EXERCISE GOAL: Nothing in the records may be changed; retype them in full.

RECORDS FOR THE TASK:

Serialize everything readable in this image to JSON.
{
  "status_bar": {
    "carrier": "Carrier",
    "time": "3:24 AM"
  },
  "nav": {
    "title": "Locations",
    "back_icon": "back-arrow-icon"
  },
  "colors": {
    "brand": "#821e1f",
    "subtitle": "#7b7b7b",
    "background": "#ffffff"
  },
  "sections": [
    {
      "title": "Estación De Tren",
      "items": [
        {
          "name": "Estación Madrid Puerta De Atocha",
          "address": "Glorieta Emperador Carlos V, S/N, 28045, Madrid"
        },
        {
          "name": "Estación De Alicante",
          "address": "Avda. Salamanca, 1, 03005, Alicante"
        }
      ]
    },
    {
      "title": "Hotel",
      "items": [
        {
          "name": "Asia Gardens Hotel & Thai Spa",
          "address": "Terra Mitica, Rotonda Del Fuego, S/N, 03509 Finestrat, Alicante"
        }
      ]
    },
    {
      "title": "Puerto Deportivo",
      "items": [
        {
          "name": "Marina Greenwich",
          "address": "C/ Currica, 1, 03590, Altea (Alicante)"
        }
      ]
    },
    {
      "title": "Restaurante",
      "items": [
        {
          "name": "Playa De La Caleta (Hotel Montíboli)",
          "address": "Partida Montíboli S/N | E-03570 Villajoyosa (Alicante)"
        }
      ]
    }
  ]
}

SOLUTION:
Serialize everything readable in this image to JSON.
{
  "status_bar": {
    "carrier": "Carrier",
    "time": "3:24 AM"
  },
  "nav": {
    "title": "Locations",
    "back_icon": "back-arrow-icon"
  },
  "colors": {
    "brand": "#821e1f",
    "subtitle": "#7b7b7b",
    "background": "#ffffff"
  },
  "sections": [
    {
      "title": "Estación De Tren",
      "items": [
        {
          "name": "Estación Madrid Puerta De Atocha",
          "address": "Glorieta Emperador Carlos V, S/N, 28045, Madrid"
        },
        {
          "name": "Estación De Alicante",
          "address": "Avda. Salamanca, 1, 03005, Alicante"
        }
      ]
    },
    {
      "title": "Hotel",
      "items": [
        {
          "name": "Asia Gardens Hotel & Thai Spa",
          "address": "Terra Mitica, Rotonda Del Fuego, S/N, 03509 Finestrat, Alicante"
        }
      ]
    },
    {
      "title": "Puerto Deportivo",
      "items": [
        {
          "name": "Marina Greenwich",
          "address": "C/ Currica, 1, 03590, Altea (Alicante)"
        }
      ]
    },
    {
      "title": "Restaurante",
      "items": [
        {
          "name": "Playa De La Caleta (Hotel Montíboli)",
          "address": "Partida Montíboli S/N | E-03570 Villajoyosa (Alicante)"
        }
      ]
    }
  ]
}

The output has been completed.